Assignment: Would you print all of the entries exactly, please, but without their pictures?

Entries provided:
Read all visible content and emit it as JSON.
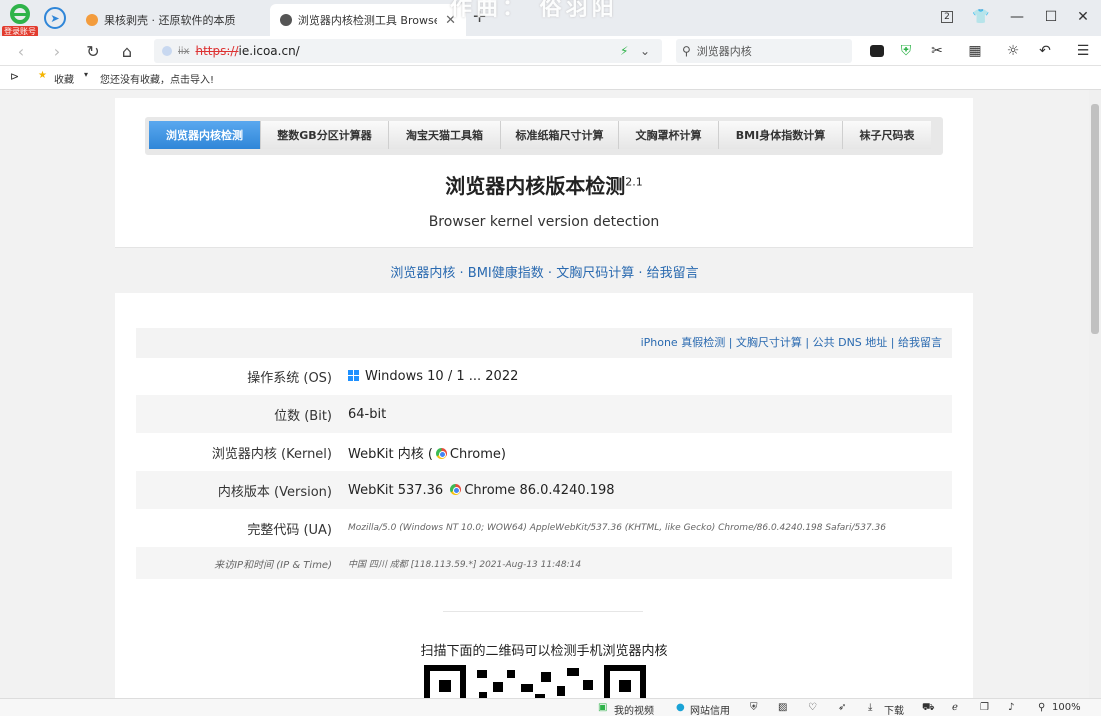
{
  "browser": {
    "login_badge": "登录账号",
    "tabs": [
      {
        "label": "果核剥壳 · 还原软件的本质",
        "active": false
      },
      {
        "label": "浏览器内核检测工具 Browser k",
        "active": true
      }
    ],
    "tab_count": "2",
    "url_prefix": "https://",
    "url_host": "ie.icoa.cn/",
    "url_badge": "iix",
    "search_text": "浏览器内核",
    "bookmarks_label": "收藏",
    "bookmarks_hint": "您还没有收藏，点击导入!",
    "watermark": "作曲：  俗羽阳"
  },
  "page": {
    "nav_tabs": [
      {
        "label": "浏览器内核检测",
        "active": true
      },
      {
        "label": "整数GB分区计算器",
        "active": false
      },
      {
        "label": "淘宝天猫工具箱",
        "active": false
      },
      {
        "label": "标准纸箱尺寸计算",
        "active": false
      },
      {
        "label": "文胸罩杯计算",
        "active": false
      },
      {
        "label": "BMI身体指数计算",
        "active": false
      },
      {
        "label": "袜子尺码表",
        "active": false
      }
    ],
    "title": "浏览器内核版本检测",
    "title_version": "2.1",
    "subtitle": "Browser kernel version detection",
    "links": [
      "浏览器内核",
      "BMI健康指数",
      "文胸尺码计算",
      "给我留言"
    ],
    "link_sep": " · ",
    "info_links": [
      "iPhone 真假检测",
      "文胸尺寸计算",
      "公共 DNS 地址",
      "给我留言"
    ],
    "info_sep": " | ",
    "rows": [
      {
        "label": "操作系统 (OS)",
        "value": "Windows 10 / 1 ... 2022"
      },
      {
        "label": "位数 (Bit)",
        "value": "64-bit"
      },
      {
        "label": "浏览器内核 (Kernel)",
        "value_pre": "WebKit 内核 (",
        "value_post": "Chrome)"
      },
      {
        "label": "内核版本 (Version)",
        "value_pre": "WebKit 537.36 ",
        "value_post": "Chrome 86.0.4240.198"
      },
      {
        "label": "完整代码 (UA)",
        "value": "Mozilla/5.0 (Windows NT 10.0; WOW64) AppleWebKit/537.36 (KHTML, like Gecko) Chrome/86.0.4240.198 Safari/537.36"
      },
      {
        "label": "来访IP和时间 (IP & Time)",
        "value": "中国 四川 成都 [118.113.59.*]    2021-Aug-13 11:48:14"
      }
    ],
    "qr_title": "扫描下面的二维码可以检测手机浏览器内核"
  },
  "statusbar": {
    "video": "我的视频",
    "trust": "网站信用",
    "download": "下载",
    "zoom": "100%"
  },
  "colors": {
    "accent": "#2f86d8",
    "link": "#2a6ab0"
  }
}
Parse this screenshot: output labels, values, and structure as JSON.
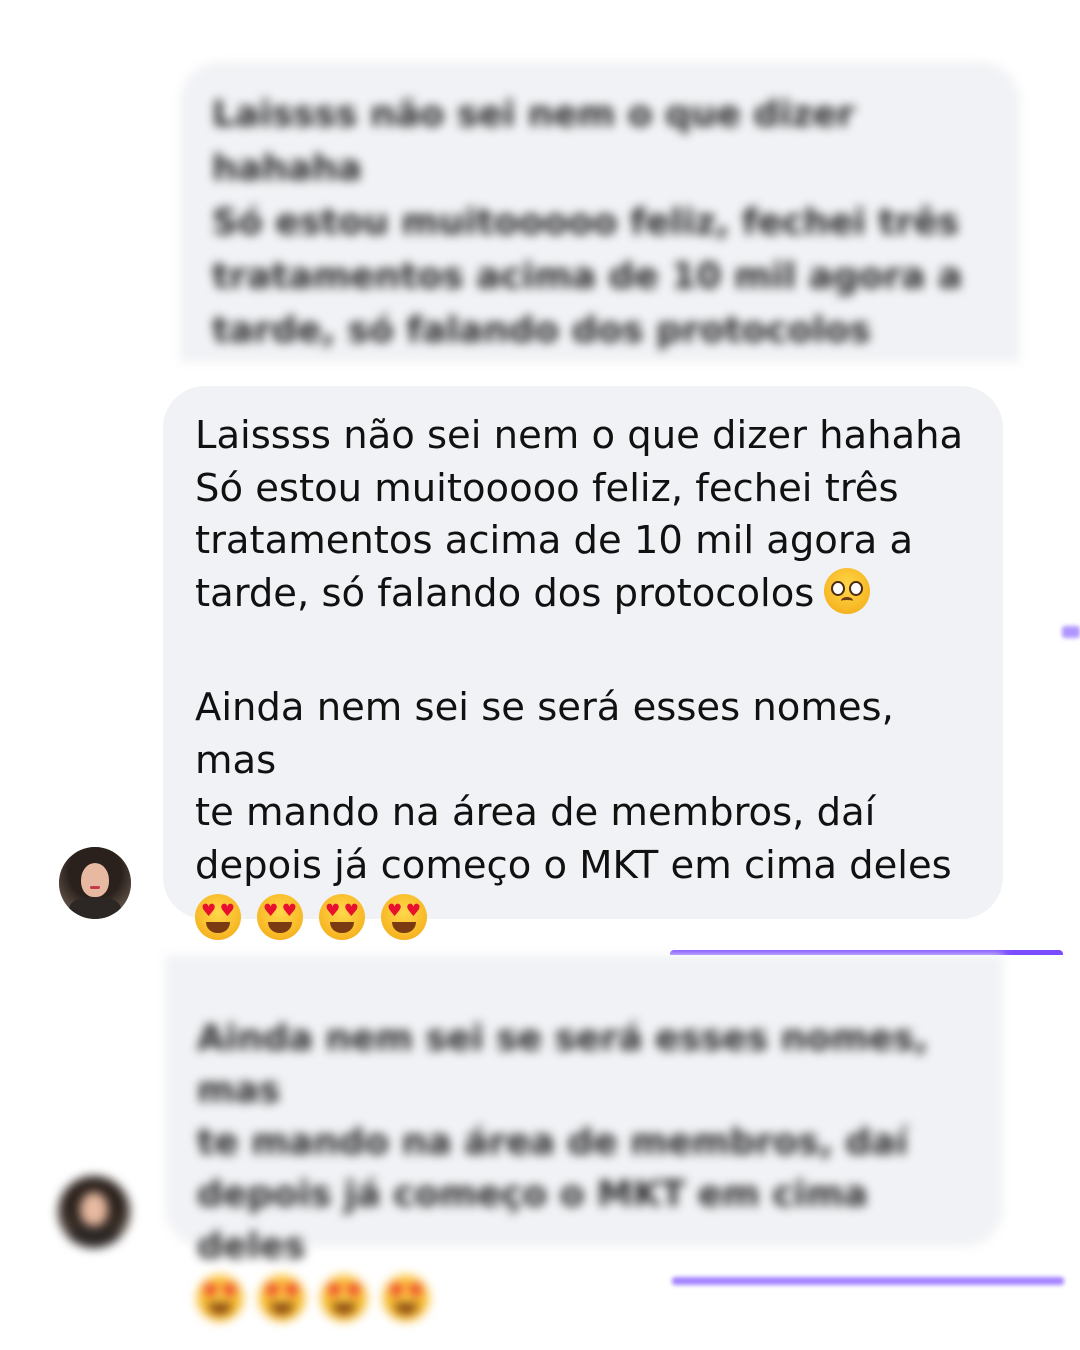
{
  "messages": {
    "blurred_top": {
      "text": "Laissss não sei nem o que dizer hahaha\nSó estou muitooooo feliz, fechei três\ntratamentos acima de 10 mil agora a\ntarde, só falando dos protocolos"
    },
    "main": {
      "paragraph_1": "Laissss não sei nem o que dizer hahaha\nSó estou muitooooo feliz, fechei três\ntratamentos acima de 10 mil agora a\ntarde, só falando dos protocolos",
      "paragraph_1_emoji": "pleading-face-icon",
      "paragraph_2": "Ainda nem sei se será esses nomes, mas\nte mando na área de membros, daí\ndepois já começo o MKT em cima deles",
      "emoji_row": [
        "heart-eyes-icon",
        "heart-eyes-icon",
        "heart-eyes-icon",
        "heart-eyes-icon"
      ]
    },
    "blurred_bottom": {
      "text": "Ainda nem sei se será esses nomes, mas\nte mando na área de membros, daí\ndepois já começo o MKT em cima deles"
    }
  },
  "colors": {
    "bubble": "#f1f2f5",
    "accent": "#7c4dff"
  }
}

Solved exercise:
Read all visible content and emit it as JSON.
{
  "browser": {
    "login_badge": "登录账号",
    "tabs": [
      {
        "label": "果核剥壳 · 还原软件的本质",
        "active": false
      },
      {
        "label": "浏览器内核检测工具 Browser k",
        "active": true
      }
    ],
    "tab_count": "2",
    "url_prefix": "https://",
    "url_host": "ie.icoa.cn/",
    "url_badge": "iix",
    "search_text": "浏览器内核",
    "bookmarks_label": "收藏",
    "bookmarks_hint": "您还没有收藏，点击导入!",
    "watermark": "作曲：  俗羽阳"
  },
  "page": {
    "nav_tabs": [
      {
        "label": "浏览器内核检测",
        "active": true
      },
      {
        "label": "整数GB分区计算器",
        "active": false
      },
      {
        "label": "淘宝天猫工具箱",
        "active": false
      },
      {
        "label": "标准纸箱尺寸计算",
        "active": false
      },
      {
        "label": "文胸罩杯计算",
        "active": false
      },
      {
        "label": "BMI身体指数计算",
        "active": false
      },
      {
        "label": "袜子尺码表",
        "active": false
      }
    ],
    "title": "浏览器内核版本检测",
    "title_version": "2.1",
    "subtitle": "Browser kernel version detection",
    "links": [
      "浏览器内核",
      "BMI健康指数",
      "文胸尺码计算",
      "给我留言"
    ],
    "link_sep": " · ",
    "info_links": [
      "iPhone 真假检测",
      "文胸尺寸计算",
      "公共 DNS 地址",
      "给我留言"
    ],
    "info_sep": " | ",
    "rows": [
      {
        "label": "操作系统 (OS)",
        "value": "Windows 10 / 1 ... 2022"
      },
      {
        "label": "位数 (Bit)",
        "value": "64-bit"
      },
      {
        "label": "浏览器内核 (Kernel)",
        "value_pre": "WebKit 内核 (",
        "value_post": "Chrome)"
      },
      {
        "label": "内核版本 (Version)",
        "value_pre": "WebKit 537.36 ",
        "value_post": "Chrome 86.0.4240.198"
      },
      {
        "label": "完整代码 (UA)",
        "value": "Mozilla/5.0 (Windows NT 10.0; WOW64) AppleWebKit/537.36 (KHTML, like Gecko) Chrome/86.0.4240.198 Safari/537.36"
      },
      {
        "label": "来访IP和时间 (IP & Time)",
        "value": "中国 四川 成都 [118.113.59.*]    2021-Aug-13 11:48:14"
      }
    ],
    "qr_title": "扫描下面的二维码可以检测手机浏览器内核"
  },
  "statusbar": {
    "video": "我的视频",
    "trust": "网站信用",
    "download": "下载",
    "zoom": "100%"
  },
  "colors": {
    "accent": "#2f86d8",
    "link": "#2a6ab0"
  }
}
Parse this screenshot: output labels, values, and structure as JSON.
{
  "messages": {
    "blurred_top": {
      "text": "Laissss não sei nem o que dizer hahaha\nSó estou muitooooo feliz, fechei três\ntratamentos acima de 10 mil agora a\ntarde, só falando dos protocolos"
    },
    "main": {
      "paragraph_1": "Laissss não sei nem o que dizer hahaha\nSó estou muitooooo feliz, fechei três\ntratamentos acima de 10 mil agora a\ntarde, só falando dos protocolos",
      "paragraph_1_emoji": "pleading-face-icon",
      "paragraph_2": "Ainda nem sei se será esses nomes, mas\nte mando na área de membros, daí\ndepois já começo o MKT em cima deles",
      "emoji_row": [
        "heart-eyes-icon",
        "heart-eyes-icon",
        "heart-eyes-icon",
        "heart-eyes-icon"
      ]
    },
    "blurred_bottom": {
      "text": "Ainda nem sei se será esses nomes, mas\nte mando na área de membros, daí\ndepois já começo o MKT em cima deles"
    }
  },
  "colors": {
    "bubble": "#f1f2f5",
    "accent": "#7c4dff"
  }
}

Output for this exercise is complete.